* _Task statement_: In this material, which lines include the string "IEEE"? Show them.
--- Dataset extract Enclosed Below ---
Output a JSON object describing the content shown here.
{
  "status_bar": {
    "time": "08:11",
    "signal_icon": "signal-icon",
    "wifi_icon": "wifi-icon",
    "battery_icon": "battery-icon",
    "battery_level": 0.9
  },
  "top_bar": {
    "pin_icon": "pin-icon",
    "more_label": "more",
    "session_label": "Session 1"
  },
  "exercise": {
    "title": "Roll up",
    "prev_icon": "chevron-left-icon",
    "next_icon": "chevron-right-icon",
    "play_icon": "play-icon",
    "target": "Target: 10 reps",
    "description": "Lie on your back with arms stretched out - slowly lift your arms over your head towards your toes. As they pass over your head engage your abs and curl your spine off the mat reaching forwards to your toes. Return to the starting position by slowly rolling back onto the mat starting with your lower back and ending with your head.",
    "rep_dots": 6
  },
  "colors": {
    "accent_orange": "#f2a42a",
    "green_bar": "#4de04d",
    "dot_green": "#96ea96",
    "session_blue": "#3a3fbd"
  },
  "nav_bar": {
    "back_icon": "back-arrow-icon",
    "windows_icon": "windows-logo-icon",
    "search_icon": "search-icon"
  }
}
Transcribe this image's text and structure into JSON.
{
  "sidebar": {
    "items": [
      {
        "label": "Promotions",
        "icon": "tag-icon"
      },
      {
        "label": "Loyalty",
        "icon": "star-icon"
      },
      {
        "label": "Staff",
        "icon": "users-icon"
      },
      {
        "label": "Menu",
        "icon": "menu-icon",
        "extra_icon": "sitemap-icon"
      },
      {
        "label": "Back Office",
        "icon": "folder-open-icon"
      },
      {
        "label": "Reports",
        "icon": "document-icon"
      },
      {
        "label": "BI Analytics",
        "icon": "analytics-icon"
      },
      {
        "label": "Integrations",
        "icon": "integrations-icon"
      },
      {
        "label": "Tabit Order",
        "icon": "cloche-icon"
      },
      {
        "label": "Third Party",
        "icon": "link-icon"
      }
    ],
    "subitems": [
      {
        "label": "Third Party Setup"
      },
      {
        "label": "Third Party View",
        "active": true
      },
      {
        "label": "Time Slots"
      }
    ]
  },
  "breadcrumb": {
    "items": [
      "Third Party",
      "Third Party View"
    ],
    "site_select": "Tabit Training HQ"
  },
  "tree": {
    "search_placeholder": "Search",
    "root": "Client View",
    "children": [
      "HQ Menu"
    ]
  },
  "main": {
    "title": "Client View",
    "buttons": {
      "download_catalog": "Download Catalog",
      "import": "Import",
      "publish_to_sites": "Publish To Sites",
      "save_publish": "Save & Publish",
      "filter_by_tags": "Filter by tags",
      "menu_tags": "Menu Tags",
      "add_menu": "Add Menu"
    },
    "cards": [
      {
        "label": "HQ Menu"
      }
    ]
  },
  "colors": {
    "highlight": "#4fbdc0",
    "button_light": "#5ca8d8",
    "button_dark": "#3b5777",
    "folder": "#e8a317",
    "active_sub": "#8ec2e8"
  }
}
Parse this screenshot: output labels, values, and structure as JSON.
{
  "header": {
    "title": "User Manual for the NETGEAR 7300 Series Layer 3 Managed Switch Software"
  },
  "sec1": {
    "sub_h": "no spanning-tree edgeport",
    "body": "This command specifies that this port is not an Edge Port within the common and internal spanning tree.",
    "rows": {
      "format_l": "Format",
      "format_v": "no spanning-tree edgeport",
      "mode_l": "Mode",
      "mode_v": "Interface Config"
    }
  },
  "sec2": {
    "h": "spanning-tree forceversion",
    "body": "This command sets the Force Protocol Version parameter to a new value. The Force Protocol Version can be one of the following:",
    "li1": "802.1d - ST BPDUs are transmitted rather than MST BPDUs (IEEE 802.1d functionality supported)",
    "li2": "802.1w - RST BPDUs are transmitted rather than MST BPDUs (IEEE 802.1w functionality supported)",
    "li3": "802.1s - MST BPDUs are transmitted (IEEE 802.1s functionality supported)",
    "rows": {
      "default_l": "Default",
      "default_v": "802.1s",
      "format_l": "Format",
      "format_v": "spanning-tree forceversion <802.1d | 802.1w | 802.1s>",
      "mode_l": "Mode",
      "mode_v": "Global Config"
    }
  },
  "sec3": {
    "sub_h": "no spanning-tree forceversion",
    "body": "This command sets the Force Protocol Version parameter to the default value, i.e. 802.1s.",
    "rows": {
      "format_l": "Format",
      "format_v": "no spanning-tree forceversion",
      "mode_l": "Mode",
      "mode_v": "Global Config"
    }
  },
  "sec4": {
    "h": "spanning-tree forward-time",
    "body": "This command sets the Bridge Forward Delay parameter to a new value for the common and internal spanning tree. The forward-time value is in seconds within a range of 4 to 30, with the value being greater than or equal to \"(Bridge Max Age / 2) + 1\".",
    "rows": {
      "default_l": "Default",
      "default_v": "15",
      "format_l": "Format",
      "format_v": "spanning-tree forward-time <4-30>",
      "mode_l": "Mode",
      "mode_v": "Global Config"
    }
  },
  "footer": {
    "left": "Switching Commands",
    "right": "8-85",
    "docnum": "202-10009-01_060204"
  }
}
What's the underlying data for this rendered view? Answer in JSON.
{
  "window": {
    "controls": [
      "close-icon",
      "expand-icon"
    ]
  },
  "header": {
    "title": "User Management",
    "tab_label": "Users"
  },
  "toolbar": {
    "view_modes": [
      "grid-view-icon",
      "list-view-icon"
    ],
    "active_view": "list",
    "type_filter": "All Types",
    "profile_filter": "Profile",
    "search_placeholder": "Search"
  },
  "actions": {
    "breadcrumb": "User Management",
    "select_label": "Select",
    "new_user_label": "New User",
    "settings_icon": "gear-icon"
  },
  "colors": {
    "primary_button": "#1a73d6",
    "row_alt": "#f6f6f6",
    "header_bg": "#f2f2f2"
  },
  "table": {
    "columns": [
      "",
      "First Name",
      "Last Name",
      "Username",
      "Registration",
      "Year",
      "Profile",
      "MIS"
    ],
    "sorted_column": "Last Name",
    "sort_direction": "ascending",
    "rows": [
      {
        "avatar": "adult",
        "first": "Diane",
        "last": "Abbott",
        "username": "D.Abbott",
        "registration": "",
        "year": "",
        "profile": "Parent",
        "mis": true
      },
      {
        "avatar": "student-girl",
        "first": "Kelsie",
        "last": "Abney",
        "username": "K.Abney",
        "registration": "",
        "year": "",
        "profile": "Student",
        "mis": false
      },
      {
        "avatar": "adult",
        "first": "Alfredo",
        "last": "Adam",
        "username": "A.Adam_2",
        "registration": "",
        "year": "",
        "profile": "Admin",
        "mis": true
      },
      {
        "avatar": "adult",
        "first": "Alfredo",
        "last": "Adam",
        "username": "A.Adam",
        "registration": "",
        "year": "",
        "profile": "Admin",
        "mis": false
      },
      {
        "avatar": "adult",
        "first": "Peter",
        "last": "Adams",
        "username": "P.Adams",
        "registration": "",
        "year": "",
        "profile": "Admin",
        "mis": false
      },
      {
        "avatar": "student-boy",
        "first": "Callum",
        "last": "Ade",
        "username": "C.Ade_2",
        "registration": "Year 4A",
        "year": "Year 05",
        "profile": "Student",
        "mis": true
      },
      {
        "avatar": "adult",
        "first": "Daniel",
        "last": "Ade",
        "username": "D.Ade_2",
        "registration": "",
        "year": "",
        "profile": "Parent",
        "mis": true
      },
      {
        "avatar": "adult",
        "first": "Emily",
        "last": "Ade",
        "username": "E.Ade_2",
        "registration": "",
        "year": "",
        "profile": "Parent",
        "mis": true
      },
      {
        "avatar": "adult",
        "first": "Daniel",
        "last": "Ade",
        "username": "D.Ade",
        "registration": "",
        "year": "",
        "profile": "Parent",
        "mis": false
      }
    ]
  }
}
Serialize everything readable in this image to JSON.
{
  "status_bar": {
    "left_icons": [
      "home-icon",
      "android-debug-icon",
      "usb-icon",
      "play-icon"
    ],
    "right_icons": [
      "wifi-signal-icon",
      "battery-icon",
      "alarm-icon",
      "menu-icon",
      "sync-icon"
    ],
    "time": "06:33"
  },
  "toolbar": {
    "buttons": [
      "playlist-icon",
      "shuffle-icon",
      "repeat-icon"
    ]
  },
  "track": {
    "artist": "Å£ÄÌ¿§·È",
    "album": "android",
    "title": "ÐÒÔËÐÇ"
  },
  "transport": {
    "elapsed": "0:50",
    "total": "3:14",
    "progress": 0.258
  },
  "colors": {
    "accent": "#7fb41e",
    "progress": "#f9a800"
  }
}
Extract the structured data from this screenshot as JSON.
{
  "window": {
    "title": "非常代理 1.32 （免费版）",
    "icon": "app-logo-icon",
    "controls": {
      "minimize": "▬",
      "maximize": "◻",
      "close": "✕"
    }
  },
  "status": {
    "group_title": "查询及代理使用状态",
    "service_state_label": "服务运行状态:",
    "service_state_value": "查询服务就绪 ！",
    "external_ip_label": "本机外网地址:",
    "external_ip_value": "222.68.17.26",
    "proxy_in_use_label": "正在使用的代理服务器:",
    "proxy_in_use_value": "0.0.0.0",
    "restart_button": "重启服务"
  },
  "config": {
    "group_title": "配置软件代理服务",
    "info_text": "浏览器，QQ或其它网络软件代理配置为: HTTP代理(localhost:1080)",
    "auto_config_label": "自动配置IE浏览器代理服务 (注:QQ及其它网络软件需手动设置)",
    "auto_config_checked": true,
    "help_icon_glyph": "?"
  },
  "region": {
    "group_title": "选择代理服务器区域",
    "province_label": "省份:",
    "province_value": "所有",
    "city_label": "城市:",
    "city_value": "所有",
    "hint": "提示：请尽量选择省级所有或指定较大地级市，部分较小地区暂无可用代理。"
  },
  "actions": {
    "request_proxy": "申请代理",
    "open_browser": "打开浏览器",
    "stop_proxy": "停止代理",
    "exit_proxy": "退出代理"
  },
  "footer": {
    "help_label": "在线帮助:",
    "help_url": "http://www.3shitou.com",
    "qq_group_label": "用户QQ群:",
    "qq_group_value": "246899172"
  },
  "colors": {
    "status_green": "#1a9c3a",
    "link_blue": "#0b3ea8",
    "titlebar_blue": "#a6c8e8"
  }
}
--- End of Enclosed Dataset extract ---
* _Problem solution_:
    "li1": "802.1d - ST BPDUs are transmitted rather than MST BPDUs (IEEE 802.1d functionality supported)",
    "li2": "802.1w - RST BPDUs are transmitted rather than MST BPDUs (IEEE 802.1w functionality supported)",
    "li3": "802.1s - MST BPDUs are transmitted (IEEE 802.1s functionality supported)",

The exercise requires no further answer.